**Work instructions**
Nothing may differ between your reply and the listing that follows.

--- Data extract ---

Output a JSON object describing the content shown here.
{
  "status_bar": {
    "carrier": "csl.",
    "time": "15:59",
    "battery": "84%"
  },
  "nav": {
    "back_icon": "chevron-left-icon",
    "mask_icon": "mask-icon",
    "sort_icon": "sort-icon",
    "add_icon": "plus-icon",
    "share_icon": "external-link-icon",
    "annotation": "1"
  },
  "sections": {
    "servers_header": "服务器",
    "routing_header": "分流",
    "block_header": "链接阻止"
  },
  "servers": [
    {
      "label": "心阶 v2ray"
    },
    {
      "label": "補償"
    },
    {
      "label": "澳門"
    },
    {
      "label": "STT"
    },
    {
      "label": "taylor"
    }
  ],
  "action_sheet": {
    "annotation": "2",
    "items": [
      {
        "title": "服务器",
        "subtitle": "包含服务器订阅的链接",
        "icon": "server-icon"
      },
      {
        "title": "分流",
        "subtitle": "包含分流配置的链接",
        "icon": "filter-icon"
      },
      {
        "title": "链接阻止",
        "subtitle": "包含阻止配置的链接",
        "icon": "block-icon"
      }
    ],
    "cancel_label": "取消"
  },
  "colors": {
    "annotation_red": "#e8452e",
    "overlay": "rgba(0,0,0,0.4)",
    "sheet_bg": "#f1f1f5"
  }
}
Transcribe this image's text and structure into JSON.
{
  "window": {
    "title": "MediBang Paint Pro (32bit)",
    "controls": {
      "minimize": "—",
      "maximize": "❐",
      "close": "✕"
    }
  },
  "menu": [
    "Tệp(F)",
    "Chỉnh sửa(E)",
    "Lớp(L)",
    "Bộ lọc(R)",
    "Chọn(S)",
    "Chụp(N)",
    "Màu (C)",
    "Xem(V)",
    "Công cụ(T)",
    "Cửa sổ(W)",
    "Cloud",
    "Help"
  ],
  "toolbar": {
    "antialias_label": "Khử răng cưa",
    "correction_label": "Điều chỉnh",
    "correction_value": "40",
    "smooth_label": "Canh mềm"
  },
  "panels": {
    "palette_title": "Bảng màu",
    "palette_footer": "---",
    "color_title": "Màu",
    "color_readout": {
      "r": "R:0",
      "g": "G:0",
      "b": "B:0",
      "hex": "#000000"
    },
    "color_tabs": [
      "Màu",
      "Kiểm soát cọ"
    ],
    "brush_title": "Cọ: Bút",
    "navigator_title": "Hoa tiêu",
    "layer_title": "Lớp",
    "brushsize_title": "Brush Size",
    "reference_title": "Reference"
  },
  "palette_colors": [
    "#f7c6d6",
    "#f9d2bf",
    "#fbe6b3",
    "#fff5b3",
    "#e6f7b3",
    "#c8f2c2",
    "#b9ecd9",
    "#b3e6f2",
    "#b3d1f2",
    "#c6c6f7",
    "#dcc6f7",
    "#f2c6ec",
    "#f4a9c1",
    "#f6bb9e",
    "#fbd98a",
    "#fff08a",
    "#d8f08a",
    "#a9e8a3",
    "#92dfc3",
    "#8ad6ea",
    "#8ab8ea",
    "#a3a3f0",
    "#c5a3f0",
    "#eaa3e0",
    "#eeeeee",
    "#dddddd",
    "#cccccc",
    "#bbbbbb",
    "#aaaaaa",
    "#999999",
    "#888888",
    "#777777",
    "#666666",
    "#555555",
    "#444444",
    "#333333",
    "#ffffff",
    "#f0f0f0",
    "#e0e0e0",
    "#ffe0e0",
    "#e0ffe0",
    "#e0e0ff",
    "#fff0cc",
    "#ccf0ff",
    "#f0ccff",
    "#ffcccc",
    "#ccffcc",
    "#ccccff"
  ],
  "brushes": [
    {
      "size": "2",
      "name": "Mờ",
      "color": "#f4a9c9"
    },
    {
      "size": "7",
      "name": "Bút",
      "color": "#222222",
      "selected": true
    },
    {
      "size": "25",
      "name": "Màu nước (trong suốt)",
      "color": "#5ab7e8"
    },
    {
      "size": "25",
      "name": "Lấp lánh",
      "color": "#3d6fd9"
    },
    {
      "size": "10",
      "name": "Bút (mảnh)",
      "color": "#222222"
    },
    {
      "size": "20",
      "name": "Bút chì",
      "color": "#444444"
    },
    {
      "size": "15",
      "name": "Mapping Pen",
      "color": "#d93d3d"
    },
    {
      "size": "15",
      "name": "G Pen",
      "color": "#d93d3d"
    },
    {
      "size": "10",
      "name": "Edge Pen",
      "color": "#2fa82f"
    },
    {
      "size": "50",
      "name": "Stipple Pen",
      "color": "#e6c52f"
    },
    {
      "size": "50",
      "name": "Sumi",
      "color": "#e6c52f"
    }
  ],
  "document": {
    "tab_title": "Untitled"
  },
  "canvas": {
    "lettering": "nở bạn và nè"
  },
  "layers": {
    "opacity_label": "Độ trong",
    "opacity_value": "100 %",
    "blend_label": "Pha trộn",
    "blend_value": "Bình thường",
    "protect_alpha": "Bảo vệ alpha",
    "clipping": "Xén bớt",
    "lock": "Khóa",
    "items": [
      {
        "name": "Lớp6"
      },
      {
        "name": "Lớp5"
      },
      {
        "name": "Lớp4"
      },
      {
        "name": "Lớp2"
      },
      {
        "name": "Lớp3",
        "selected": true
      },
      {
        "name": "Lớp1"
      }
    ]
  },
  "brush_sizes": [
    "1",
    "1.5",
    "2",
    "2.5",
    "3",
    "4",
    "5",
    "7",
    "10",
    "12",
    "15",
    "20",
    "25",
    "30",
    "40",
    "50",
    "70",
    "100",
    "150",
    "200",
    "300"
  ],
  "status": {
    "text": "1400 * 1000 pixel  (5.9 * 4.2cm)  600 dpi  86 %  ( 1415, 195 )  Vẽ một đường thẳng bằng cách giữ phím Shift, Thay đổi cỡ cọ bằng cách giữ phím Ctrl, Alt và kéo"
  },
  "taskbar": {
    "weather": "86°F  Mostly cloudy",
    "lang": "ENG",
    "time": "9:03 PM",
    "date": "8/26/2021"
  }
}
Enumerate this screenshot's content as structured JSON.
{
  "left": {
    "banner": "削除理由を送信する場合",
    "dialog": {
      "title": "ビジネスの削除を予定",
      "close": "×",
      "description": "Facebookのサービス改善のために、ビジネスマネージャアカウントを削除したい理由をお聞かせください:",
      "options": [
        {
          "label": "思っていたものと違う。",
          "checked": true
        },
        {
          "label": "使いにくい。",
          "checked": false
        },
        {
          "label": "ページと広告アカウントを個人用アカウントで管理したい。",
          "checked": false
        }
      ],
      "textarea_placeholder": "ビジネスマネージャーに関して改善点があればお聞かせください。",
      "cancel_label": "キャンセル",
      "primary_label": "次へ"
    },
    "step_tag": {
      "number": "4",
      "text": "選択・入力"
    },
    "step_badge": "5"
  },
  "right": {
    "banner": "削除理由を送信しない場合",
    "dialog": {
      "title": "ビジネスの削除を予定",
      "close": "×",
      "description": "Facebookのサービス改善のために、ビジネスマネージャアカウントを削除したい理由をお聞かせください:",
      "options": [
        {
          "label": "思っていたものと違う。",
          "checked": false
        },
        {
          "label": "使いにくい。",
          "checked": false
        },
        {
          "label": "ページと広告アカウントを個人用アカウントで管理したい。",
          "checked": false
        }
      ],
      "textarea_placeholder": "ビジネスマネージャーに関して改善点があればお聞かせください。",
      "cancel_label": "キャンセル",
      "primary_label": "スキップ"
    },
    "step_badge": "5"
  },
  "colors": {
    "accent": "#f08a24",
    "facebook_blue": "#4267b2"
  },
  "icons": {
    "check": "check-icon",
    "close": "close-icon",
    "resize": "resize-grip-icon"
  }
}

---

**Output for this task**
Output a JSON object describing the content shown here.
{
  "status_bar": {
    "carrier": "csl.",
    "time": "15:59",
    "battery": "84%"
  },
  "nav": {
    "back_icon": "chevron-left-icon",
    "mask_icon": "mask-icon",
    "sort_icon": "sort-icon",
    "add_icon": "plus-icon",
    "share_icon": "external-link-icon",
    "annotation": "1"
  },
  "sections": {
    "servers_header": "服务器",
    "routing_header": "分流",
    "block_header": "链接阻止"
  },
  "servers": [
    {
      "label": "心阶 v2ray"
    },
    {
      "label": "補償"
    },
    {
      "label": "澳門"
    },
    {
      "label": "STT"
    },
    {
      "label": "taylor"
    }
  ],
  "action_sheet": {
    "annotation": "2",
    "items": [
      {
        "title": "服务器",
        "subtitle": "包含服务器订阅的链接",
        "icon": "server-icon"
      },
      {
        "title": "分流",
        "subtitle": "包含分流配置的链接",
        "icon": "filter-icon"
      },
      {
        "title": "链接阻止",
        "subtitle": "包含阻止配置的链接",
        "icon": "block-icon"
      }
    ],
    "cancel_label": "取消"
  },
  "colors": {
    "annotation_red": "#e8452e",
    "overlay": "rgba(0,0,0,0.4)",
    "sheet_bg": "#f1f1f5"
  }
}
Transcribe this image's text and structure into JSON.
{
  "window": {
    "title": "MediBang Paint Pro (32bit)",
    "controls": {
      "minimize": "—",
      "maximize": "❐",
      "close": "✕"
    }
  },
  "menu": [
    "Tệp(F)",
    "Chỉnh sửa(E)",
    "Lớp(L)",
    "Bộ lọc(R)",
    "Chọn(S)",
    "Chụp(N)",
    "Màu (C)",
    "Xem(V)",
    "Công cụ(T)",
    "Cửa sổ(W)",
    "Cloud",
    "Help"
  ],
  "toolbar": {
    "antialias_label": "Khử răng cưa",
    "correction_label": "Điều chỉnh",
    "correction_value": "40",
    "smooth_label": "Canh mềm"
  },
  "panels": {
    "palette_title": "Bảng màu",
    "palette_footer": "---",
    "color_title": "Màu",
    "color_readout": {
      "r": "R:0",
      "g": "G:0",
      "b": "B:0",
      "hex": "#000000"
    },
    "color_tabs": [
      "Màu",
      "Kiểm soát cọ"
    ],
    "brush_title": "Cọ: Bút",
    "navigator_title": "Hoa tiêu",
    "layer_title": "Lớp",
    "brushsize_title": "Brush Size",
    "reference_title": "Reference"
  },
  "palette_colors": [
    "#f7c6d6",
    "#f9d2bf",
    "#fbe6b3",
    "#fff5b3",
    "#e6f7b3",
    "#c8f2c2",
    "#b9ecd9",
    "#b3e6f2",
    "#b3d1f2",
    "#c6c6f7",
    "#dcc6f7",
    "#f2c6ec",
    "#f4a9c1",
    "#f6bb9e",
    "#fbd98a",
    "#fff08a",
    "#d8f08a",
    "#a9e8a3",
    "#92dfc3",
    "#8ad6ea",
    "#8ab8ea",
    "#a3a3f0",
    "#c5a3f0",
    "#eaa3e0",
    "#eeeeee",
    "#dddddd",
    "#cccccc",
    "#bbbbbb",
    "#aaaaaa",
    "#999999",
    "#888888",
    "#777777",
    "#666666",
    "#555555",
    "#444444",
    "#333333",
    "#ffffff",
    "#f0f0f0",
    "#e0e0e0",
    "#ffe0e0",
    "#e0ffe0",
    "#e0e0ff",
    "#fff0cc",
    "#ccf0ff",
    "#f0ccff",
    "#ffcccc",
    "#ccffcc",
    "#ccccff"
  ],
  "brushes": [
    {
      "size": "2",
      "name": "Mờ",
      "color": "#f4a9c9"
    },
    {
      "size": "7",
      "name": "Bút",
      "color": "#222222",
      "selected": true
    },
    {
      "size": "25",
      "name": "Màu nước (trong suốt)",
      "color": "#5ab7e8"
    },
    {
      "size": "25",
      "name": "Lấp lánh",
      "color": "#3d6fd9"
    },
    {
      "size": "10",
      "name": "Bút (mảnh)",
      "color": "#222222"
    },
    {
      "size": "20",
      "name": "Bút chì",
      "color": "#444444"
    },
    {
      "size": "15",
      "name": "Mapping Pen",
      "color": "#d93d3d"
    },
    {
      "size": "15",
      "name": "G Pen",
      "color": "#d93d3d"
    },
    {
      "size": "10",
      "name": "Edge Pen",
      "color": "#2fa82f"
    },
    {
      "size": "50",
      "name": "Stipple Pen",
      "color": "#e6c52f"
    },
    {
      "size": "50",
      "name": "Sumi",
      "color": "#e6c52f"
    }
  ],
  "document": {
    "tab_title": "Untitled"
  },
  "canvas": {
    "lettering": "nở bạn và nè"
  },
  "layers": {
    "opacity_label": "Độ trong",
    "opacity_value": "100 %",
    "blend_label": "Pha trộn",
    "blend_value": "Bình thường",
    "protect_alpha": "Bảo vệ alpha",
    "clipping": "Xén bớt",
    "lock": "Khóa",
    "items": [
      {
        "name": "Lớp6"
      },
      {
        "name": "Lớp5"
      },
      {
        "name": "Lớp4"
      },
      {
        "name": "Lớp2"
      },
      {
        "name": "Lớp3",
        "selected": true
      },
      {
        "name": "Lớp1"
      }
    ]
  },
  "brush_sizes": [
    "1",
    "1.5",
    "2",
    "2.5",
    "3",
    "4",
    "5",
    "7",
    "10",
    "12",
    "15",
    "20",
    "25",
    "30",
    "40",
    "50",
    "70",
    "100",
    "150",
    "200",
    "300"
  ],
  "status": {
    "text": "1400 * 1000 pixel  (5.9 * 4.2cm)  600 dpi  86 %  ( 1415, 195 )  Vẽ một đường thẳng bằng cách giữ phím Shift, Thay đổi cỡ cọ bằng cách giữ phím Ctrl, Alt và kéo"
  },
  "taskbar": {
    "weather": "86°F  Mostly cloudy",
    "lang": "ENG",
    "time": "9:03 PM",
    "date": "8/26/2021"
  }
}
Enumerate this screenshot's content as structured JSON.
{
  "left": {
    "banner": "削除理由を送信する場合",
    "dialog": {
      "title": "ビジネスの削除を予定",
      "close": "×",
      "description": "Facebookのサービス改善のために、ビジネスマネージャアカウントを削除したい理由をお聞かせください:",
      "options": [
        {
          "label": "思っていたものと違う。",
          "checked": true
        },
        {
          "label": "使いにくい。",
          "checked": false
        },
        {
          "label": "ページと広告アカウントを個人用アカウントで管理したい。",
          "checked": false
        }
      ],
      "textarea_placeholder": "ビジネスマネージャーに関して改善点があればお聞かせください。",
      "cancel_label": "キャンセル",
      "primary_label": "次へ"
    },
    "step_tag": {
      "number": "4",
      "text": "選択・入力"
    },
    "step_badge": "5"
  },
  "right": {
    "banner": "削除理由を送信しない場合",
    "dialog": {
      "title": "ビジネスの削除を予定",
      "close": "×",
      "description": "Facebookのサービス改善のために、ビジネスマネージャアカウントを削除したい理由をお聞かせください:",
      "options": [
        {
          "label": "思っていたものと違う。",
          "checked": false
        },
        {
          "label": "使いにくい。",
          "checked": false
        },
        {
          "label": "ページと広告アカウントを個人用アカウントで管理したい。",
          "checked": false
        }
      ],
      "textarea_placeholder": "ビジネスマネージャーに関して改善点があればお聞かせください。",
      "cancel_label": "キャンセル",
      "primary_label": "スキップ"
    },
    "step_badge": "5"
  },
  "colors": {
    "accent": "#f08a24",
    "facebook_blue": "#4267b2"
  },
  "icons": {
    "check": "check-icon",
    "close": "close-icon",
    "resize": "resize-grip-icon"
  }
}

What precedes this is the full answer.